Menu
Home>Levelset Community>Legal Help>As a lawn cuter /grass cutting /landscaping , can we put Liens on a property that don’t pay us

As a lawn cuter /grass cutting /landscaping , can we put Liens on a property that don’t pay us

MichiganRight to Lien

A dealership that is in court cannot pay bills they’re being sold they will not pay me but the dealership in New Jersey says they will pay me when this is out of court what do I have to do to guarantee my money

1 reply

Dec 18, 2018
That's a fair question. Whether or not a landscaper will be entitled to lien rights can vary greatly depending on the state where work is performed and depending on the exact type of work performed. That is - general landscaping upkeep will typically not give rise to mechanics lien rights. However, more permanent, substantial undertakings - like installing landscaping - might give rise to the right to lien. But again, that will depend on the state. Looking to § 570.1107(1) of the Michigan mechanics lien statute, "Each contractor, subcontractor, supplier, or laborer who provides an improvement to real property has a construction lien upon the interest of the owner or lessee who contracted for the improvement to the real property..." Looking to the definition of "Improvement" under § 570.1104(5) - improvement means "the result of labor or material provided by a contractor, subcontractor, supplier, or laborer, including, but not limited to, surveying, engineering and architectural planning, construction management, clearing, demolishing, excavating, filling, building, erecting, constructing, altering, repairing, ornamenting, landscaping, paving, leasing equipment, or installing or affixing a fixture or material, pursuant to a contract." Thus, under the Michigan mechanics lien statute, it would appear that landscaping work can give rise to mechanics lien rights. Of course, it's worth noting that there are strict notice and deadline requirements surrounding Michigan mechanics liens, and before deciding to file a lien, it's important to be sure that the right to lien still exists. You can learn more about those requirements with the following resources: Michigan Lien and Notice FAQs and the zlien Payment Rights Advisor. Finally, considering this sounds like a pretty complex situation, it might be worthwhile to reach out to a local attorney to discuss options for recovering payment in your situation - they will be able to take a deeper look at the circumstances of your situation and provide advice on how best to proceed.
0 likes

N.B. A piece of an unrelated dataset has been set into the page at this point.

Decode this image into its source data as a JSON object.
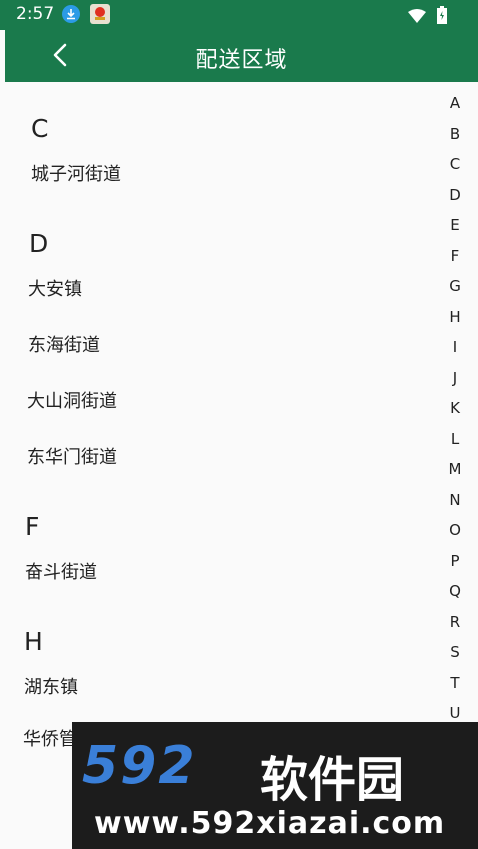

Add your answer or comment

Not the answer you were looking for? Check out other Right to Lien topics or ask your own question